Earlier this month, BLI Advanced Leadership Fellow Rashi Watwani was interviewed by the team at M-LEAD for part of their new series, Leadership Lens.  You can follow the series on LinkedIn and learn about the leadership journeys of students from across campus. 


As an Organizational Studies student with minors in Business and Quantitative Methods, I have learned to take a multifaceted approach to problem-solving. On campus, I am a Lead Peer Facilitator at the Barger Leadership Institute and a Peer Advisor at the University Career Center. I also work to promote affordable sustainability via startup 3 Degrees in efforts to increase distribution of eco-friendly packaging in Ann Arbor. In my free time, I enjoy listening to podcasts, spending time with friends, and trying new foods. (fun fact: 3 Degrees was part of the BLI Capstone 2020 cohort!)

What have you read, watched, listened to that you think everyone should check out? 

Over winter break, I read Thinking Fast and Slow by Daniel Kahneman. As someone who has been studying economics for the past 4 years, it was completely refreshing to read about humans as non-rational decision makers. Human reason is flawed - full of biases, shortcuts, and illusions. Reading this book allows us to question the stories we tell ourselves and be vigilant of our decision-making.

What makes a leader great?

Understanding that leadership does not have to be transformative. I used to think that leadership needs to create big change or perfect outcomes, but every person can be a leader by focusing on small wins. 

What is a way you've seen your personal leadership style grow in the past year? 

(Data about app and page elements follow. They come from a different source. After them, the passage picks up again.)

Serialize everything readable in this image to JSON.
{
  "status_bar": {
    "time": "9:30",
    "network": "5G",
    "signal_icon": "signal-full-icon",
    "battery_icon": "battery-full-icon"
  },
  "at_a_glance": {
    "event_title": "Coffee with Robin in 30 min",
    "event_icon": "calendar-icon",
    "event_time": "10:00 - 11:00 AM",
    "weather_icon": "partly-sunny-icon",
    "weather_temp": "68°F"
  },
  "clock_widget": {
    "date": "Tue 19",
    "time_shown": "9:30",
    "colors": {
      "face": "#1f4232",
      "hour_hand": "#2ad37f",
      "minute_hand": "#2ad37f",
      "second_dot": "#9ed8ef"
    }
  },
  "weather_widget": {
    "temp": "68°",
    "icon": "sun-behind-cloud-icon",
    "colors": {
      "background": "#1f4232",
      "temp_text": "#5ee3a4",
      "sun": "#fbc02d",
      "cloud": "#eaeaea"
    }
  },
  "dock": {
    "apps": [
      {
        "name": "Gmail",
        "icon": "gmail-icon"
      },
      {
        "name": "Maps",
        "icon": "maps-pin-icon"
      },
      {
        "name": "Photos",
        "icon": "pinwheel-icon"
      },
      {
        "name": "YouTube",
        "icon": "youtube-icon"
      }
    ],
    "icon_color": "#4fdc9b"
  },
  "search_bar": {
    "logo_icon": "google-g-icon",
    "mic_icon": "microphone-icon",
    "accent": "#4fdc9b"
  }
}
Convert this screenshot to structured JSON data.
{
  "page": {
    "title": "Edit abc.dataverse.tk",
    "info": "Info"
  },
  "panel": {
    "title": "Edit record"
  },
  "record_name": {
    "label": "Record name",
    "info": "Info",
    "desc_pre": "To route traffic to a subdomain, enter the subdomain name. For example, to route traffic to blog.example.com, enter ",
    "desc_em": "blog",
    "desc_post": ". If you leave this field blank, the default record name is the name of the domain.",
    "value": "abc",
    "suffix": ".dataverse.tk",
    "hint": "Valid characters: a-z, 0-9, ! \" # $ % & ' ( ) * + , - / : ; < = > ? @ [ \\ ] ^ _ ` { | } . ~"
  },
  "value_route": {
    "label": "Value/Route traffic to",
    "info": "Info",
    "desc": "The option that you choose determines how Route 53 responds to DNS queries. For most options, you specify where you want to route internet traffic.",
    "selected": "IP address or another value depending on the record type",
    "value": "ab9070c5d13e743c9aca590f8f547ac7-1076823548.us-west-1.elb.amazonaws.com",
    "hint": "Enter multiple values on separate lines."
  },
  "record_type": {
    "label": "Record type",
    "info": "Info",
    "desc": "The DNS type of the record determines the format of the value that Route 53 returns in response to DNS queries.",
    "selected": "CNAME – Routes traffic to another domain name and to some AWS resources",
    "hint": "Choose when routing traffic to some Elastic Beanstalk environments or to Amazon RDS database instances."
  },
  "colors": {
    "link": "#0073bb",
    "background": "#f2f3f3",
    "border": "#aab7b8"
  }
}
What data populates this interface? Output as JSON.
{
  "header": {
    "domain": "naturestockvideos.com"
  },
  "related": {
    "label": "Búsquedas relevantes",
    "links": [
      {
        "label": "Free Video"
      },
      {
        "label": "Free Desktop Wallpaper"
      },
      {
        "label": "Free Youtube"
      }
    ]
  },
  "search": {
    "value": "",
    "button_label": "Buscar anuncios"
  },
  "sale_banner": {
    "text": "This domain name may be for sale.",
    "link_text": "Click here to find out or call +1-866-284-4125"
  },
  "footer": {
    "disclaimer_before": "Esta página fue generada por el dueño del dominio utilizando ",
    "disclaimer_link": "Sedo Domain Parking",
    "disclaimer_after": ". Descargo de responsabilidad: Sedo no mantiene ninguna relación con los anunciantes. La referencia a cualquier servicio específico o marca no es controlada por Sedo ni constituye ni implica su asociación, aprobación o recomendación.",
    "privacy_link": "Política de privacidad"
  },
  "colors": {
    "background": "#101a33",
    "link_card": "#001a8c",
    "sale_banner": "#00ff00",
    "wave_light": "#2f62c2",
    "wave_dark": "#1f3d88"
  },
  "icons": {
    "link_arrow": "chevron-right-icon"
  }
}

Growing up, I was taught that leadership meant treating every individual the same. In the past year, I learned that treating people the same can be alienating because each person struggles with unique challenges in their lives. Work opportunities are not equitable and as leaders, managers, and recruiters - we need to be mindful of that. 

What is one thing you do/demonstrate daily to exercise your leadership? 

My morning routine includes 5 minutes of journaling. I write down one good thing, one bad thing, and one thing I would like to change from the previous day. It is a quick and easy way to Pause and Reflect, as the Barger Leadership Institute likes to say! 

What’s the best advice or lesson you have ever received or learned in 2020?

In 2020, I learned that saying no to projects does not mean you are a less accomplished or less competent candidate. Understanding my bandwidth and prioritizing tasks by importance and urgency has helped me tremendously in my personal and professional life.